── DATA FOR THE TASK ──

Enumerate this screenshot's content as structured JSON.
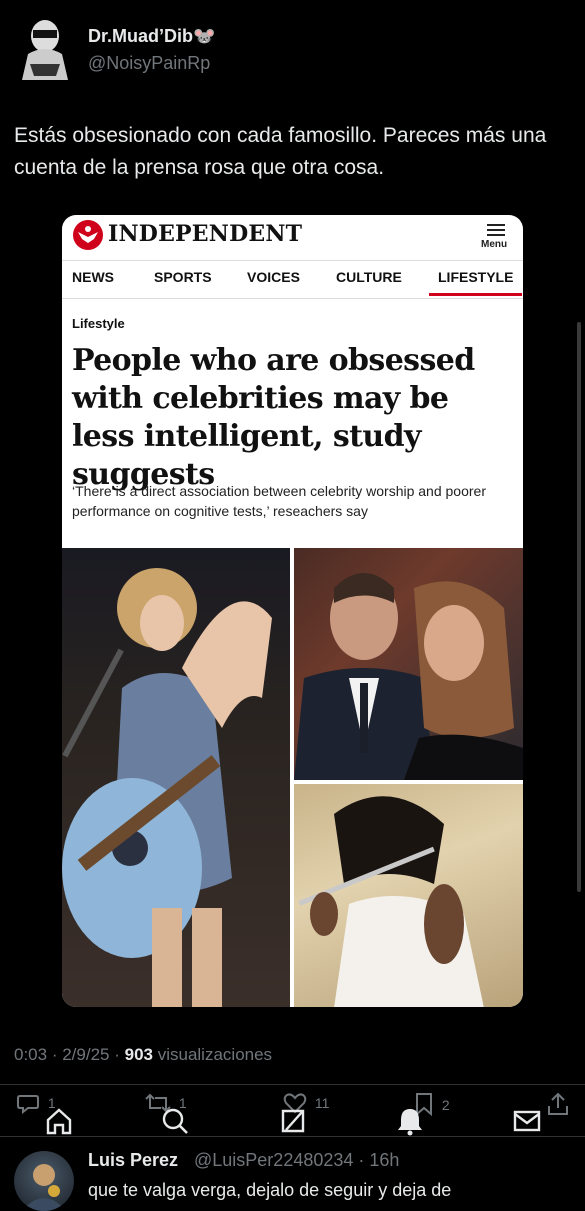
{
  "tweet": {
    "display_name": "Dr.Muad’Dib🐭",
    "handle": "@NoisyPainRp",
    "text": "Estás obsesionado con cada famosillo. Pareces más una cuenta de la prensa rosa que otra cosa.",
    "time": "0:03",
    "date": "2/9/25",
    "views_count": "903",
    "views_label": "visualizaciones",
    "counts": {
      "replies": "1",
      "reposts": "1",
      "likes": "11",
      "bookmarks": "2"
    }
  },
  "article": {
    "brand": "INDEPENDENT",
    "menu_label": "Menu",
    "nav": [
      "NEWS",
      "SPORTS",
      "VOICES",
      "CULTURE",
      "LIFESTYLE"
    ],
    "section": "Lifestyle",
    "headline": "People who are obsessed with celebrities may be less intelligent, study suggests",
    "standfirst": "‘There is a direct association between celebrity worship and poorer performance on cognitive tests,’ reseachers say",
    "accent": "#d0021b"
  },
  "reply": {
    "name": "Luis Perez",
    "handle": "@LuisPer22480234",
    "age": "16h",
    "text": "que te valga verga, dejalo de seguir y deja de"
  },
  "icons": [
    "reply-icon",
    "repost-icon",
    "like-icon",
    "bookmark-icon",
    "share-icon",
    "home-icon",
    "search-icon",
    "grok-icon",
    "notifications-icon",
    "messages-icon"
  ]
}
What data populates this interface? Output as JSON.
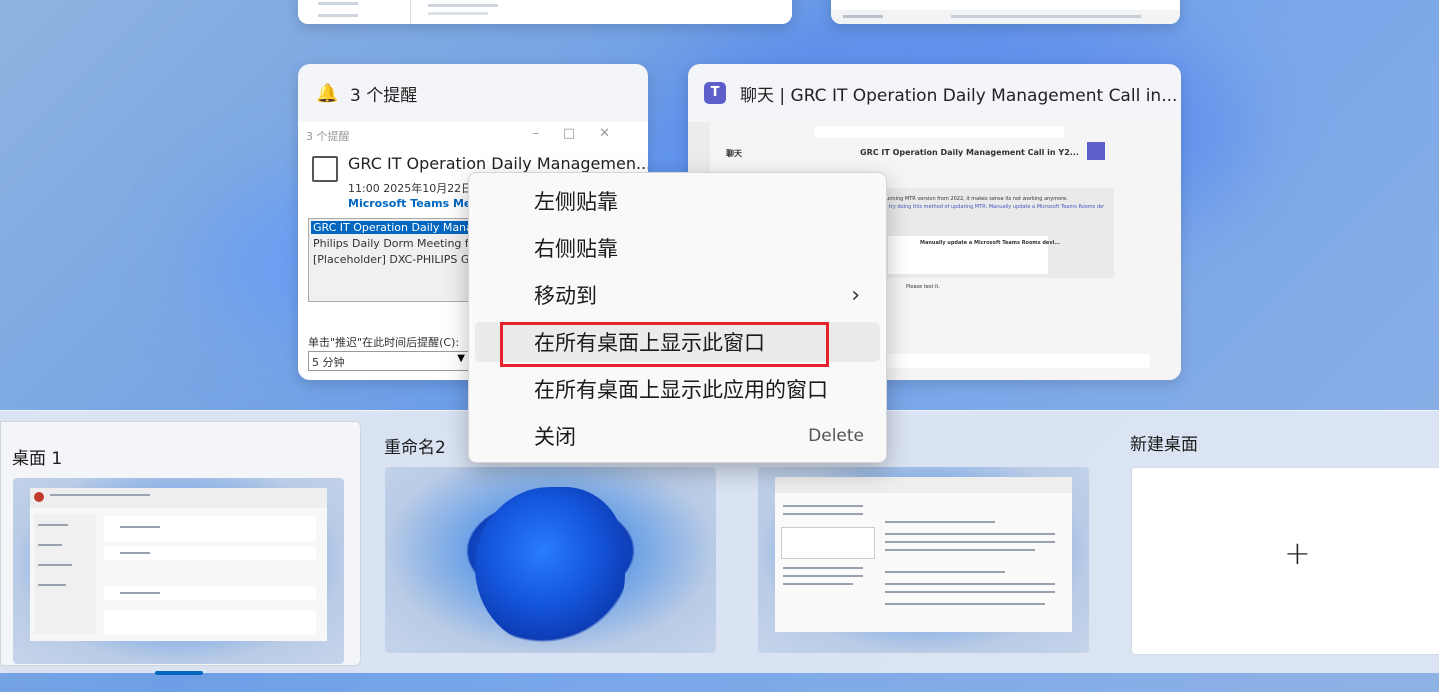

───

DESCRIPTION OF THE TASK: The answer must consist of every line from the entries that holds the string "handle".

ANSWER TO THE EXERCISE:
    "handle": "@NoisyPainRp",
    "handle": "@LuisPer22480234",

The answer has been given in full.